All right everyone, take a deep breath. I can almost hear the plant-fuelled rage about to be unleashed. I myself was tempted to join the plant-based (that’s “vegan” to the unenlightened) movement recently, but first decided to do some research in Suffolk, a major centre of UK agriculture. On the plane ride over, I rewatched Cowspiracy, a popular documentary about animal farming.
Arguments against the consumption of meat, presented by the likes of Cowspiracy, cover a few main beliefs. First, environment: that farming meat is resource-heavy, and contributes to global warming through methane production. Second, morality: that ending a sentient life for food is immoral. Third, health: that meat is the cause of health problems such as heart disease. As someone who lives, breathes and works in sustainability, I wanted to believe this, but I knew that the answer couldn’t be a simple as the world being saved by everyone going vegan tomorrow.

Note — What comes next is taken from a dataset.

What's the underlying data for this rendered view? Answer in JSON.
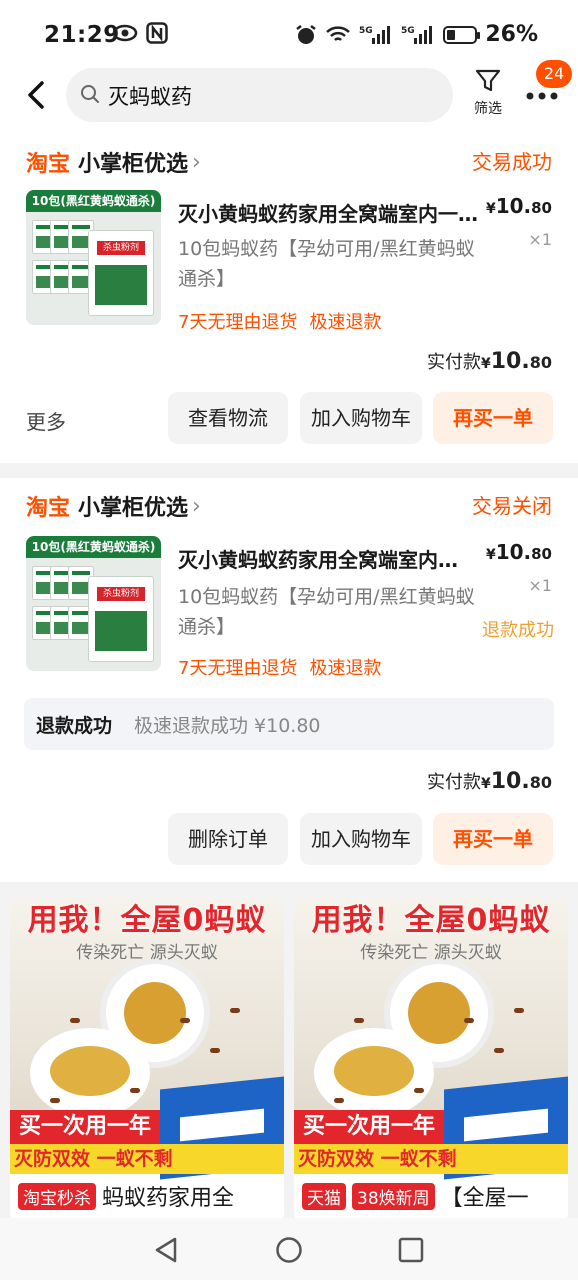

Let’s talk about the environment. At Iken, coastal Suffolk, I visit Yarn Hill, a livestock and vegetable farm with around 250 Lincoln Reds, a heritage breed of cattle. Natasha Mann, the farmer, tells me that in summer and autumn, the cattle feed on the water meadow, which, since the land’s regeneration from grain production, has also brought back the native water birds. In winter, they’re herded uphill to turnip fields and sandy plains, where they eat turnip silage. In the final few months before slaughter, barley and oats – also grown on their farm – make up around a third of their diet.
As I walk to inspect the herd, I have to avoid cow pats, but there are no manure lagoons, which is a major source of methane. The way Mann farms is beneficial to the environment: biodiversity is returned to the area thanks to the recreation of water meadows, and designated pollen and nectar areas ensure a healthy bee and butterfly population.
A widely publicised study suggests around 57,000 litres of water is needed to produce a single kilogram of beef. Another shows that livestock contributes to 39 percent of agricultural greenhouse-gas emissions. These studies don’t distinguish between small-scale, environmentally aware operations and factory farms, where animals are kept in a confined spaces and encouraged to eat almost non-stop, and manure is washed off into a huge lagoon (an anaerobic method that causes methane emissions). As with humans, the amount of methane in a cow’s fart depends on what it’s fed and how well its gut is doing – in factory farms, cows are fed grain, which is like us eating junk food non-stop. The United Nations Food and Agriculture Organisation estimates that 80 percent of livestock are raised this way.
Now, the morality issue. To eat is to kill. The production of palm oil, a “vegetable” oil ubiquitous in our diet requires deforestation on a scale that far exceeds that for cattle farming. It involves burning forests, which kills mammals, birds, reptiles and insects. In most countries, wildlife is hunted and trapped as a matter of course, in order to keep it off farmland. Hunters are invited on to farms in Australia to kill kangaroos and rabbits chomping on crops such as cucumbers, just as Hong Kong lettuce farmers use wild-boar traps. And I haven’t even mentioned the worms and microorganisms that must die for healthy soil. As a human who eats food – plants or otherwise – you have killed.
Finally, health. Although I’m not a nutritionist, I do have access to scientific literature claiming that meat, especially red meat, causes health problems. Recommendations published by the American Heart Association (AHA) in 1961 suggested a diet low in certain sources of fat and cholesterol, including red meat, could help prevent coronary heart disease for at-risk patients. These guidelines were based on epidemiological studies, which are usually used to help researchers identify potential risk factors and association, and clinical trials, to find out if there’s a causal link.
To take you back to high-school science, correlation doesn’t mean causation, and subsequent clinical trials on red meat have demonstrated no such causal relationship. The World Health Organisation (WHO)’s claims in 2015 that processed meat and red meat are carcinogenic and just as bad as smoking have also caused a stir in the scientific community. In fact, the WHO’s own FAQ states that “eating red meat has not yet been established as a cause of cancer” and refers only to association, not causation, between red meat and cancer.
So, there’s no evidence that unprocessed meat causes cancer, and eating non-factory-farm meat can actually be good for the environment – and though I can’t prove it yet, I think that meat produced in an environmentally conscious way tastes better. At the end of the day, that’s all us gluttons care about anyway.